(Task prompt):
Nothing in the records should differ when they are repeated. Restate them word for word.

[Start of Attachment]

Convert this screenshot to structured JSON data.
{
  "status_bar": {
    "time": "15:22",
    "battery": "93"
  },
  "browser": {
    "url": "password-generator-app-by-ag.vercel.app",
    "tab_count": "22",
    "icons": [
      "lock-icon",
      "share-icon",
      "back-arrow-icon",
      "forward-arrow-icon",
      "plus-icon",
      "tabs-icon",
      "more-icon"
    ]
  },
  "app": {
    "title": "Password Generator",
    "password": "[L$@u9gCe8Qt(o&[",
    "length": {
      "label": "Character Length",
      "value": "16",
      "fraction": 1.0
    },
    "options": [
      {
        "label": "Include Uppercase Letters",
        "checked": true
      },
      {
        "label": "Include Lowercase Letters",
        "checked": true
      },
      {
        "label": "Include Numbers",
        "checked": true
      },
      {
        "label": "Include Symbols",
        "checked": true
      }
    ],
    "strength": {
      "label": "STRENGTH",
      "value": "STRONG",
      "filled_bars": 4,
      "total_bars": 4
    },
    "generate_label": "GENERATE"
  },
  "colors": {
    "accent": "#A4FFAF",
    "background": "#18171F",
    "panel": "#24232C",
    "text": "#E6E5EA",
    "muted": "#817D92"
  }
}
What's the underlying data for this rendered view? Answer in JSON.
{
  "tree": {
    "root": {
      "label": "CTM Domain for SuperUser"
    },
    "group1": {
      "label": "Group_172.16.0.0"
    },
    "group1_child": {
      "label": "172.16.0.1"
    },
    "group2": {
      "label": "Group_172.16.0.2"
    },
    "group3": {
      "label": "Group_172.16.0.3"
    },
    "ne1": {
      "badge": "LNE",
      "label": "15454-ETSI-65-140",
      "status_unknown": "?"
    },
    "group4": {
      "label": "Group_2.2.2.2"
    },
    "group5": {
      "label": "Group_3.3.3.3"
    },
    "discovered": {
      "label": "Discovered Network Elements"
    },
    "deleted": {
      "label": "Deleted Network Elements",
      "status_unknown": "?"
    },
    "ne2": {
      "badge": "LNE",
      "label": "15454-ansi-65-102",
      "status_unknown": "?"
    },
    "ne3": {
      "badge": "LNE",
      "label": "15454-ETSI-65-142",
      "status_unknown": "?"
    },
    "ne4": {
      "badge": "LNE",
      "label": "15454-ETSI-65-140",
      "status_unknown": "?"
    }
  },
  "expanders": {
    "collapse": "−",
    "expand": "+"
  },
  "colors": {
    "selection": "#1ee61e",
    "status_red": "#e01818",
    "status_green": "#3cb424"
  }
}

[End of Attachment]

(Response box):
Convert this screenshot to structured JSON data.
{
  "status_bar": {
    "time": "15:22",
    "battery": "93"
  },
  "browser": {
    "url": "password-generator-app-by-ag.vercel.app",
    "tab_count": "22",
    "icons": [
      "lock-icon",
      "share-icon",
      "back-arrow-icon",
      "forward-arrow-icon",
      "plus-icon",
      "tabs-icon",
      "more-icon"
    ]
  },
  "app": {
    "title": "Password Generator",
    "password": "[L$@u9gCe8Qt(o&[",
    "length": {
      "label": "Character Length",
      "value": "16",
      "fraction": 1.0
    },
    "options": [
      {
        "label": "Include Uppercase Letters",
        "checked": true
      },
      {
        "label": "Include Lowercase Letters",
        "checked": true
      },
      {
        "label": "Include Numbers",
        "checked": true
      },
      {
        "label": "Include Symbols",
        "checked": true
      }
    ],
    "strength": {
      "label": "STRENGTH",
      "value": "STRONG",
      "filled_bars": 4,
      "total_bars": 4
    },
    "generate_label": "GENERATE"
  },
  "colors": {
    "accent": "#A4FFAF",
    "background": "#18171F",
    "panel": "#24232C",
    "text": "#E6E5EA",
    "muted": "#817D92"
  }
}
What's the underlying data for this rendered view? Answer in JSON.
{
  "tree": {
    "root": {
      "label": "CTM Domain for SuperUser"
    },
    "group1": {
      "label": "Group_172.16.0.0"
    },
    "group1_child": {
      "label": "172.16.0.1"
    },
    "group2": {
      "label": "Group_172.16.0.2"
    },
    "group3": {
      "label": "Group_172.16.0.3"
    },
    "ne1": {
      "badge": "LNE",
      "label": "15454-ETSI-65-140",
      "status_unknown": "?"
    },
    "group4": {
      "label": "Group_2.2.2.2"
    },
    "group5": {
      "label": "Group_3.3.3.3"
    },
    "discovered": {
      "label": "Discovered Network Elements"
    },
    "deleted": {
      "label": "Deleted Network Elements",
      "status_unknown": "?"
    },
    "ne2": {
      "badge": "LNE",
      "label": "15454-ansi-65-102",
      "status_unknown": "?"
    },
    "ne3": {
      "badge": "LNE",
      "label": "15454-ETSI-65-142",
      "status_unknown": "?"
    },
    "ne4": {
      "badge": "LNE",
      "label": "15454-ETSI-65-140",
      "status_unknown": "?"
    }
  },
  "expanders": {
    "collapse": "−",
    "expand": "+"
  },
  "colors": {
    "selection": "#1ee61e",
    "status_red": "#e01818",
    "status_green": "#3cb424"
  }
}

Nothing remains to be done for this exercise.